Task description
Find and copy each line of the records where the string "this" shows up.

Record excerpts
◇ ◇ ◇ ◇ ◇ ◇ ◇

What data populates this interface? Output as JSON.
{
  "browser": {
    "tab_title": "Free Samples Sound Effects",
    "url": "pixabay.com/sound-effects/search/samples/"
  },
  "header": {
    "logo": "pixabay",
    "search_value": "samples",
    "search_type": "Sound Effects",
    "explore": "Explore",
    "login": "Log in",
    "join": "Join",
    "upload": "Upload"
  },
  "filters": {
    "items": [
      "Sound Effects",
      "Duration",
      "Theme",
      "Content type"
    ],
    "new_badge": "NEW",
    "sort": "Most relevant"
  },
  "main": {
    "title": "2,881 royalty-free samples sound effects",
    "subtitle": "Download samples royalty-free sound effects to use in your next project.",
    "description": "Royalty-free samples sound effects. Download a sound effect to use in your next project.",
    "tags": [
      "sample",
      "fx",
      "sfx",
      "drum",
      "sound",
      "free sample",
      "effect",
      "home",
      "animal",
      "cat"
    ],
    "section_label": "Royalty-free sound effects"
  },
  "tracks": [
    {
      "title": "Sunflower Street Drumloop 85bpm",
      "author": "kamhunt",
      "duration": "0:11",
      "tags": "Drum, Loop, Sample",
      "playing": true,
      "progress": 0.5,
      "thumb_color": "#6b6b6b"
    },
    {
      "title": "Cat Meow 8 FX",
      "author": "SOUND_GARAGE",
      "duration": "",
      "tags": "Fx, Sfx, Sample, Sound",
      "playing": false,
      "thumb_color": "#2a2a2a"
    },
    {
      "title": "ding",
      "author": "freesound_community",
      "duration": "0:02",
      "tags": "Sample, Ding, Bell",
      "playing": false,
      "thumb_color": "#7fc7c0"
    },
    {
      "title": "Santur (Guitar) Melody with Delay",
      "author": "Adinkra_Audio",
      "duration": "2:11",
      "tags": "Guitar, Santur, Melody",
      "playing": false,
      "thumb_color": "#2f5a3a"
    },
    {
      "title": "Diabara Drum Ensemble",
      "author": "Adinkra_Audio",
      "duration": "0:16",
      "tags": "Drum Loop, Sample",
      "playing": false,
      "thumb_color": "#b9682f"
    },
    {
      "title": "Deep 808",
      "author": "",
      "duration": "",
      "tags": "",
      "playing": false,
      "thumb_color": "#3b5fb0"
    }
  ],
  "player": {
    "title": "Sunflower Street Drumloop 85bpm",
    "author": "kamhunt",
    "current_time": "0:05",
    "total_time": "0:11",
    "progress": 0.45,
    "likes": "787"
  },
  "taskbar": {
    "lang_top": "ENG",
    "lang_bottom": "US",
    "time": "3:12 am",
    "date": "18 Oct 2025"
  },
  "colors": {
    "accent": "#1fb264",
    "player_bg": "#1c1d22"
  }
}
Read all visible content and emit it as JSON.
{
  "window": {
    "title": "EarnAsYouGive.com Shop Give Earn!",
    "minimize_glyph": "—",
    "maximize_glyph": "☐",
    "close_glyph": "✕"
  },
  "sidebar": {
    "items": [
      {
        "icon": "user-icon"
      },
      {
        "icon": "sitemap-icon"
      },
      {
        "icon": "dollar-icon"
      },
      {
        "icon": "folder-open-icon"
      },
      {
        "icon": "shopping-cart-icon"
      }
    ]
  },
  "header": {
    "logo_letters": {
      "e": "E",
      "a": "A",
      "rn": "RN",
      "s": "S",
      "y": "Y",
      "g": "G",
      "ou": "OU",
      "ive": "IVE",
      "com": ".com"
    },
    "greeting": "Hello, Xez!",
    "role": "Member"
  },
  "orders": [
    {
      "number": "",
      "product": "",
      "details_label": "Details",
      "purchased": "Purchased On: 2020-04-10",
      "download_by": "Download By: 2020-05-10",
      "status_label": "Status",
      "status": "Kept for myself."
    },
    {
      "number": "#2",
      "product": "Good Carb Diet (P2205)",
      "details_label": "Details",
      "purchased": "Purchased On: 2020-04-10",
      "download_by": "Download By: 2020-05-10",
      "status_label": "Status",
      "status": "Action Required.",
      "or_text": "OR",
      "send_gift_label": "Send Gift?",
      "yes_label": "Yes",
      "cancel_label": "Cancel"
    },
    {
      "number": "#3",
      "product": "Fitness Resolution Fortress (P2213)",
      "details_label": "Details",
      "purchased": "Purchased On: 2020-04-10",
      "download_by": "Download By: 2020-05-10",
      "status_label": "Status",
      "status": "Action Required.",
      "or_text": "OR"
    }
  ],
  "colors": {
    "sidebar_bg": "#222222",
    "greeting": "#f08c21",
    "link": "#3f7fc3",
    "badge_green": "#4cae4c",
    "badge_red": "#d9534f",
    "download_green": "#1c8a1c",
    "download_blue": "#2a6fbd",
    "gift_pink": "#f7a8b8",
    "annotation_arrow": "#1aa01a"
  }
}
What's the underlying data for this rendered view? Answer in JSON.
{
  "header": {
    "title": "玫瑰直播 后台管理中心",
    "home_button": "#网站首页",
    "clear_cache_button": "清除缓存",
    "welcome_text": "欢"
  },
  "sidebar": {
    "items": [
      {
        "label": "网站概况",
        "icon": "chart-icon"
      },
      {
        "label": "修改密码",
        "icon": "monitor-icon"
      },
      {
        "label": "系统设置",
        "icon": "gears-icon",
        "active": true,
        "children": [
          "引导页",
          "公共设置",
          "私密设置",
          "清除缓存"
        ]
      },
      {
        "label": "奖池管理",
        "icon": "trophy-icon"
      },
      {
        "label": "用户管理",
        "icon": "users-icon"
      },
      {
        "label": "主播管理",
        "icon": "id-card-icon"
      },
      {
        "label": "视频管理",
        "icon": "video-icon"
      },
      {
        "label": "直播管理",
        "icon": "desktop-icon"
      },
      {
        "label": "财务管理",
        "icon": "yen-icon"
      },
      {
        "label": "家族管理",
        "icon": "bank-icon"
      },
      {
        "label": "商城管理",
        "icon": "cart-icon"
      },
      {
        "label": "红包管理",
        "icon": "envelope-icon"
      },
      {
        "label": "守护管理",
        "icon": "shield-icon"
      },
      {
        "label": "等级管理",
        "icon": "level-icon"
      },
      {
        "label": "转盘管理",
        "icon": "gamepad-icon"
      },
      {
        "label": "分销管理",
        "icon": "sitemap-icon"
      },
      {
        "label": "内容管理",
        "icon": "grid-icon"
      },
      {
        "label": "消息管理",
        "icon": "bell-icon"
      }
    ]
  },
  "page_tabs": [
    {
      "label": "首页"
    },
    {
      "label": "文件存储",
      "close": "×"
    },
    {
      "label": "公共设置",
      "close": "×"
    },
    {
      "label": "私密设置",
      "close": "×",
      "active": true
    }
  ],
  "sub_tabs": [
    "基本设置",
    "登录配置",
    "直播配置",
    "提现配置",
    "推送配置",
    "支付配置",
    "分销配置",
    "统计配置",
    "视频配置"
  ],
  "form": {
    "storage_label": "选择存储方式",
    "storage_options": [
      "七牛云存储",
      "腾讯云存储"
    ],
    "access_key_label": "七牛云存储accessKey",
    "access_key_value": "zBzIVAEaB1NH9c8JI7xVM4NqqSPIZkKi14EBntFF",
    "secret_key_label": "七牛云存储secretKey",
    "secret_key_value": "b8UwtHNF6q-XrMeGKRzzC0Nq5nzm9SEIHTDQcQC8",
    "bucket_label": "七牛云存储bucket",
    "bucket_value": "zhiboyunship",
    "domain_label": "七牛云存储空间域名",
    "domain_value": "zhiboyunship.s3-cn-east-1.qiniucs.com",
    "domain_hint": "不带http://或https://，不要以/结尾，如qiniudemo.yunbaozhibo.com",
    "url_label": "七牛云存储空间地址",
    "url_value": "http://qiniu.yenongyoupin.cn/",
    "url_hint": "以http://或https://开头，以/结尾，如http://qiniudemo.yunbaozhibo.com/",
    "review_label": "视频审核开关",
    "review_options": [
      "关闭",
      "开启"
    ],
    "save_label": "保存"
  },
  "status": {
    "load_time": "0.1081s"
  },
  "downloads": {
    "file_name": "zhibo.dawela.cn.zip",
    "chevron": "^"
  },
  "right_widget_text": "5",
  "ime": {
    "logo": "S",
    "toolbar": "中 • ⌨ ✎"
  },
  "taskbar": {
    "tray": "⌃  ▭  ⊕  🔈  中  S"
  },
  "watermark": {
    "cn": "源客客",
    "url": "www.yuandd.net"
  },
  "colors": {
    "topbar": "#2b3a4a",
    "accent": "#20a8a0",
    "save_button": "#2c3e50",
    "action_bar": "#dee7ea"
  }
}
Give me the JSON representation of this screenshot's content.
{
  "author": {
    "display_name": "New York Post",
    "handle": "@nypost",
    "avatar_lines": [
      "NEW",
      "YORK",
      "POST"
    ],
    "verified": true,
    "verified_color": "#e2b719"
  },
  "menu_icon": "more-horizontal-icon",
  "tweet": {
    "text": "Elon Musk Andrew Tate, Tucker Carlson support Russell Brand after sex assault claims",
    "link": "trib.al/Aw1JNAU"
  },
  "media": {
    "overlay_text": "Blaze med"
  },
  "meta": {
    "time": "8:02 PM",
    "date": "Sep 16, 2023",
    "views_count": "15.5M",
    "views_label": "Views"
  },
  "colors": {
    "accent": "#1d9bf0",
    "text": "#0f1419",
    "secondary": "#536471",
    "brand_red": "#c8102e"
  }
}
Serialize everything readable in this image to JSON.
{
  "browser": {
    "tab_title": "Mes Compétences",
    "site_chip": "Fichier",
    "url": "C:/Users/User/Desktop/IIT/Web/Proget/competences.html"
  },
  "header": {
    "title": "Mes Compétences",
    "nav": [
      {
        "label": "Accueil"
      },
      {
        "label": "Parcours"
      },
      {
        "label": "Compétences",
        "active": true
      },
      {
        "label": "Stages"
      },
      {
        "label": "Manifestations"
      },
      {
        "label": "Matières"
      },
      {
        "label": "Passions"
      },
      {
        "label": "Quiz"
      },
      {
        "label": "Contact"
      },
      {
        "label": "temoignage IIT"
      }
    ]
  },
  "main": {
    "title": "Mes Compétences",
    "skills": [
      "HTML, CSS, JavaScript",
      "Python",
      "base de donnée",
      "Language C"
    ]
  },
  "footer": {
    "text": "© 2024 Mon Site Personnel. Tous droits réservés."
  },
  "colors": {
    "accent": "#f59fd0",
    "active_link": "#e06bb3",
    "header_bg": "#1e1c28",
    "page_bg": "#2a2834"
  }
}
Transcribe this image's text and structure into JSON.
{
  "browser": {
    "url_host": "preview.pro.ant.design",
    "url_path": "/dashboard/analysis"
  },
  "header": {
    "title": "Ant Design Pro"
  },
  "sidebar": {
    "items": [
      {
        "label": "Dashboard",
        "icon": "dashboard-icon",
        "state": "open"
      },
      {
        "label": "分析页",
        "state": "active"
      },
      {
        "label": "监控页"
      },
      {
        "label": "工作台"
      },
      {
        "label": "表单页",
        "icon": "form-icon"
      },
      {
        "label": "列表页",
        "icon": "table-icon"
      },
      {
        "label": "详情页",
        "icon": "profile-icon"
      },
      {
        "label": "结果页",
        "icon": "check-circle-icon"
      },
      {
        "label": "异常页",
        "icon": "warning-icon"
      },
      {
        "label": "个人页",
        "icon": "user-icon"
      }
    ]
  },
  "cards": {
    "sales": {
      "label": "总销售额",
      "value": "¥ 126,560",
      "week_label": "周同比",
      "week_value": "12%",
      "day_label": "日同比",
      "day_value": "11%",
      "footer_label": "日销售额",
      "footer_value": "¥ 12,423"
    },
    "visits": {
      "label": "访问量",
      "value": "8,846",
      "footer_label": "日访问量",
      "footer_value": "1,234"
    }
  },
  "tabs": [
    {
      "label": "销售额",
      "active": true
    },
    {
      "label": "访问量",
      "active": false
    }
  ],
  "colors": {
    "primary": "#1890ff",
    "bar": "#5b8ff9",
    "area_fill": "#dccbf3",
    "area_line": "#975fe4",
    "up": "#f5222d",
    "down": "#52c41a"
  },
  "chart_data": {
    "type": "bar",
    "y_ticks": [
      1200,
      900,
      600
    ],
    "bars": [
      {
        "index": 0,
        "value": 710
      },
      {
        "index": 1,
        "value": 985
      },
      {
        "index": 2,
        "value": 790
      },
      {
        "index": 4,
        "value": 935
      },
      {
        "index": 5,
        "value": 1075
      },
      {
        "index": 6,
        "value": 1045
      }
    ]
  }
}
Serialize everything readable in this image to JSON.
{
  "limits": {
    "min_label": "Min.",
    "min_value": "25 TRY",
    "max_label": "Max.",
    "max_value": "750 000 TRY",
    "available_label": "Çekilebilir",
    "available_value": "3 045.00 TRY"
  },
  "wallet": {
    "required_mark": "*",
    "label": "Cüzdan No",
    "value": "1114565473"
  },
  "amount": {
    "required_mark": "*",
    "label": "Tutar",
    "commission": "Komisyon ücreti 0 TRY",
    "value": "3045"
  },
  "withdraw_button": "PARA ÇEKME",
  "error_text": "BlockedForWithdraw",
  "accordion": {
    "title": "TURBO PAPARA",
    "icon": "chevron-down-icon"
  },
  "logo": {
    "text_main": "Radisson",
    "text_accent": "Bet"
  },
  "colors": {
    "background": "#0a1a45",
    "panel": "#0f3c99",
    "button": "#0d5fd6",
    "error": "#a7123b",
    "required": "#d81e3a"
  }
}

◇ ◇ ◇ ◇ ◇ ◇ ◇

Worked solution
What data populates this interface? Output as JSON.
What's the underlying data for this rendered view? Answer in JSON.
Give me the JSON representation of this screenshot's content.
Serialize everything readable in this image to JSON.
Transcribe this image's text and structure into JSON.
Serialize everything readable in this image to JSON.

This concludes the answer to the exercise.